Heale’s methods appear well-researched and easy to put into practice. But, while her techniques may be effective, some of them don’t seem to be hugely practical. Memorising phrases to say out loud to yourself in times of stress, for example, would hardly be useful in public situations. And whipping out flashcards with motivational quotes in an office environment doesn’t seem very professional.  

Perhaps I’m cynical, but surely there are ways to combat mental health issues in your own time, rather than letting them interfere with your working life. In essence, Heale’s sentiment and advice is sound, but her tone is somewhat elementary,  The ‘you can do it!’ mantra, paired with hand-drawn characters on every page, feels more suited to a younger age bracket. 

Despite this, Heale’s emphasis on looking after yourself and avoiding self-flagellation over minor slips and mistakes is something that all GP’ers need to hear. 

Walking The Invisible: Following in the Brontë’s footsteps by Michael Stewart (HarperCollins), £16.99.

John Freeman

In his new book, Walking the Invisible, Michael Stewart takes the reader on an informative meander through the geography that formed and inspired Charlotte, Emily, Anne and Branwell Brontë. He incorporates guides and simple maps of their Yorkshire homelands (the latter attractively drawn by Chris Goddard). It is not an earnest or “heavy” exploration of the Brontës but a book best savoured first in an armchair and later carried in a rucksack on walks over the moors.

There are many ways to “encounter” long-dead novelists in addition to reading the works they left behind. In the Brontë‘s case, Stewart believes the best way to do this is by following in their footsteps. They walked in a landscape often searingly wild and bleak, and that was not the only harshness they faced. Within the comparative shelter and warmth of the parsonage at Haworth, their lives were touched by much sadness and loss.

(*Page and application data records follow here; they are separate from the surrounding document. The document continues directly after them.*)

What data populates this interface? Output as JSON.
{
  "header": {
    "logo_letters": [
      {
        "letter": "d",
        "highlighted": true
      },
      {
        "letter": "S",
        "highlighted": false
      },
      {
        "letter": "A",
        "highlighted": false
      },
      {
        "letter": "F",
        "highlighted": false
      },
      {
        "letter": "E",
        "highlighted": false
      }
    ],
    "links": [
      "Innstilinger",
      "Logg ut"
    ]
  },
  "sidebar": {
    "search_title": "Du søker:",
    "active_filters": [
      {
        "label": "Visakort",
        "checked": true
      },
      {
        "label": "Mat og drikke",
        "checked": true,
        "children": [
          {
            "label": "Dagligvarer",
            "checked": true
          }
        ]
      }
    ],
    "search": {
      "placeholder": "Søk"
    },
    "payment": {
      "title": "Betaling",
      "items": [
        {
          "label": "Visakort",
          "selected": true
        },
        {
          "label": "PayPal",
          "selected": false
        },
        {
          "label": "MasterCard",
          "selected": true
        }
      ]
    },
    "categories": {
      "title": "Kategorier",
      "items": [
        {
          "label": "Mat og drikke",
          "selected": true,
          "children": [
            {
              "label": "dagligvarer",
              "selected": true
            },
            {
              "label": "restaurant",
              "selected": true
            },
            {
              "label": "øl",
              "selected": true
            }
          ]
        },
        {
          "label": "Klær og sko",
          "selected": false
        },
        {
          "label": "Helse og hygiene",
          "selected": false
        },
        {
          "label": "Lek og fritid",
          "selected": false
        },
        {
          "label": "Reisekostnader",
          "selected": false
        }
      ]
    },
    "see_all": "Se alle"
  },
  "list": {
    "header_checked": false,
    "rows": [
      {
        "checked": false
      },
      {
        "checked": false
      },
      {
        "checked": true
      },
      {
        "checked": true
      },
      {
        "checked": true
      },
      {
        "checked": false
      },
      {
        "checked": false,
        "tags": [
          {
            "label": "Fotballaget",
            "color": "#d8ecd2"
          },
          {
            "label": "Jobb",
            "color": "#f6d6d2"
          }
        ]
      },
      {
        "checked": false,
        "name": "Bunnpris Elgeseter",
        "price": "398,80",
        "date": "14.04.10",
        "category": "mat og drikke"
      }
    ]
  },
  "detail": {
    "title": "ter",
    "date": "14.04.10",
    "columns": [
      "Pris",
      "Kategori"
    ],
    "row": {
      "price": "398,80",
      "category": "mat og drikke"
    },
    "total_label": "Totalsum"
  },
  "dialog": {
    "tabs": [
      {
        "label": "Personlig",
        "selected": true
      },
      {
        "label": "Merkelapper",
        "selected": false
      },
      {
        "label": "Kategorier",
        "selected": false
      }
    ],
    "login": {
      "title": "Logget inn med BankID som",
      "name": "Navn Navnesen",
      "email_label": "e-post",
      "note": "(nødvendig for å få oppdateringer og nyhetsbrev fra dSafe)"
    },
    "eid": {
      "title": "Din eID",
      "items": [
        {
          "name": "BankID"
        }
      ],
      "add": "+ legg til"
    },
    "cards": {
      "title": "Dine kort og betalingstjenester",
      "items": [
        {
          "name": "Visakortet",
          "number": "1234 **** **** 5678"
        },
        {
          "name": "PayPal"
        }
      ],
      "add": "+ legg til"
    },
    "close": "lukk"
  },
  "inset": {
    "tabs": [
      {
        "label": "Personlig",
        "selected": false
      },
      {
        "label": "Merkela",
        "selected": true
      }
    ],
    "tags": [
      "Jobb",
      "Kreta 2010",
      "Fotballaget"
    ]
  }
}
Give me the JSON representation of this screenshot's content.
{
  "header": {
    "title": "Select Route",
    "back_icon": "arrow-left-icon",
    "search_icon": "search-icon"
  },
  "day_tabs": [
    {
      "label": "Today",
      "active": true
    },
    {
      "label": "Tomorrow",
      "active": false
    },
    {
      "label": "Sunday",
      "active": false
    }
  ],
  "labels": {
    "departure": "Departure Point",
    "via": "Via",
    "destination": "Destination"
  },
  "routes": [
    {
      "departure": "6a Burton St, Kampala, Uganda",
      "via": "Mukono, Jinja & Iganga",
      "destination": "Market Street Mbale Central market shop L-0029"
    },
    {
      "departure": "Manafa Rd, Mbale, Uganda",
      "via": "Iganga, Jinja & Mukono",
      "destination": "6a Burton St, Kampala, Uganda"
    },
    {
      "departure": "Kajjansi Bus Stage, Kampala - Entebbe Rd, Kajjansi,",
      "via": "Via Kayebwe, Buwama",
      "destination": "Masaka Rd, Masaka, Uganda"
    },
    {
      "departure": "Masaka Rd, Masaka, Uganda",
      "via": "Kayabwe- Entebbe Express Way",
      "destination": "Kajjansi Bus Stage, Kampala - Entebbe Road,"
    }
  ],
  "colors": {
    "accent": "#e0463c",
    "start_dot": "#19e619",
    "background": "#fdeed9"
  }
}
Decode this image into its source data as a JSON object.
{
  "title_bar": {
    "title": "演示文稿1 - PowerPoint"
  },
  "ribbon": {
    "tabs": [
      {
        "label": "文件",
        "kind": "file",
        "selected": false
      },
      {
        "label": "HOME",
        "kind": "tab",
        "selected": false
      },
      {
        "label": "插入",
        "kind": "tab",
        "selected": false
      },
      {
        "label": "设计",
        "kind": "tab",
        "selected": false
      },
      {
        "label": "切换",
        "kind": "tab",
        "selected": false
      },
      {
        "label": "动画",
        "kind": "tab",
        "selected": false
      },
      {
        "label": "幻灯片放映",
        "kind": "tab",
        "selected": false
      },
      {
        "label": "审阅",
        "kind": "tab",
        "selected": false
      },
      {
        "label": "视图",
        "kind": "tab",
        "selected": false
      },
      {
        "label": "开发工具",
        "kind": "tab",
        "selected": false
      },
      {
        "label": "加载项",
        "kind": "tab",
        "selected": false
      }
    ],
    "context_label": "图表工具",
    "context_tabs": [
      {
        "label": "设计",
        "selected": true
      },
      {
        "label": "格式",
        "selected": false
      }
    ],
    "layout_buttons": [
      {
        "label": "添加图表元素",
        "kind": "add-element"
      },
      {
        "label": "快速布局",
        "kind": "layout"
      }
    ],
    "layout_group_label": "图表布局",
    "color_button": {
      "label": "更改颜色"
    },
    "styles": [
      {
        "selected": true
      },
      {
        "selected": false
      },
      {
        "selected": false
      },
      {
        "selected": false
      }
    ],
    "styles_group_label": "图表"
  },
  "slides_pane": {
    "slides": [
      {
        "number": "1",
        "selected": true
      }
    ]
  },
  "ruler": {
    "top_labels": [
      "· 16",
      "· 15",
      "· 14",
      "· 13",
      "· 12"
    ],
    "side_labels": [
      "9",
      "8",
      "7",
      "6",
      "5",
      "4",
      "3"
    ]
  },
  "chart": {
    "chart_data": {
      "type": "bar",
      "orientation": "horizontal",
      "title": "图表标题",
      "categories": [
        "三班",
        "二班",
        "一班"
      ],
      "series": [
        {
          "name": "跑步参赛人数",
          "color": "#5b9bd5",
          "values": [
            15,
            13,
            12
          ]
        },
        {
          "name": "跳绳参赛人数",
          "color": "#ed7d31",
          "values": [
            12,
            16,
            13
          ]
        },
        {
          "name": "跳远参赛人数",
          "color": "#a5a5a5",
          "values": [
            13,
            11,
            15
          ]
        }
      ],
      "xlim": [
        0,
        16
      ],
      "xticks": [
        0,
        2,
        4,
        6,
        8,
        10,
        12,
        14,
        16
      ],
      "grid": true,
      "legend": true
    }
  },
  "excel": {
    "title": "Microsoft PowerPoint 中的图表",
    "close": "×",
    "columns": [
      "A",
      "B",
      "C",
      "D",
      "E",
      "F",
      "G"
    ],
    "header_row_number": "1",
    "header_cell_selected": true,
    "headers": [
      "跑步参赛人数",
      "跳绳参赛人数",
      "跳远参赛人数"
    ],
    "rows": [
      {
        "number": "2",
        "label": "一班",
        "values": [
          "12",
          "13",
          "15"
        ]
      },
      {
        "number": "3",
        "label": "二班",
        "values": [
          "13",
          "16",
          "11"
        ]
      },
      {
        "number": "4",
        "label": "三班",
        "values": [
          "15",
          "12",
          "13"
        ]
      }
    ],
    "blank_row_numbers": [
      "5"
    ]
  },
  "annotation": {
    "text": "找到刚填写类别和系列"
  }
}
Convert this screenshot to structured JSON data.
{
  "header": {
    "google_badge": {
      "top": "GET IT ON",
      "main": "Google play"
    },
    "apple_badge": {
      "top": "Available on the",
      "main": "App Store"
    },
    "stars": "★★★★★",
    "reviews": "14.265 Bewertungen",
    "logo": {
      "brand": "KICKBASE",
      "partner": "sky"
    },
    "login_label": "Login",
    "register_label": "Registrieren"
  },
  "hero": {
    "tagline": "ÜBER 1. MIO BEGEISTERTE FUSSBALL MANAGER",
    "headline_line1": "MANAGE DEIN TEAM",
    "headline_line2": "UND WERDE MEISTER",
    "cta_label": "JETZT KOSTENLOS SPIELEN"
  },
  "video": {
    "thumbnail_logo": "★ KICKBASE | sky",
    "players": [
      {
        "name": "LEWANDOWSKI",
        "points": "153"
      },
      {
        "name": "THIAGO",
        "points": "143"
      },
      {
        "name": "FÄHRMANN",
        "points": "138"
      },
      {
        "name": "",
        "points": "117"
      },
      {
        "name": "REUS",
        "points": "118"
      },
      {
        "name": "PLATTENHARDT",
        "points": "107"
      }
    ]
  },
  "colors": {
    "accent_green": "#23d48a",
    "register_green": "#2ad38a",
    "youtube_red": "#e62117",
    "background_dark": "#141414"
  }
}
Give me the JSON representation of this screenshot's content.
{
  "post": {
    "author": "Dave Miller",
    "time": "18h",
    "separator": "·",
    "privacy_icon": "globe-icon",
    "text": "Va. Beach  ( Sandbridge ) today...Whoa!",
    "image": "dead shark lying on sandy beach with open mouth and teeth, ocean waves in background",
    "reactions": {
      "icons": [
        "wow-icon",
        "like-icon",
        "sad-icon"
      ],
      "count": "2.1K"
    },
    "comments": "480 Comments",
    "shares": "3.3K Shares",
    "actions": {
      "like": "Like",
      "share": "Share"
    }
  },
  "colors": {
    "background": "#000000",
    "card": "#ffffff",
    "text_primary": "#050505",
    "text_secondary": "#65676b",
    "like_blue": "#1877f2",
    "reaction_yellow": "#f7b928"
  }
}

Stewart is an evocative writer with some vivid turns of phrase. He draws out convincingly how the Brontës’ hard lives in a demanding landscape generated novels that have entered the English imagination. Part of Stewart’s achievement alongside his relatively familiar depictions of Emily and Charlotte is to shine a light on their father and mother, giving due weight to Anne and extending real sympathy to Branwell too, who was ultimately ruined by drink and possibly afflicted with mental illness. 

If you are going to be in Yorkshire – perhaps for a staycation – in the course of this year, step out with Stewart and discover the Brontës anew, on foot.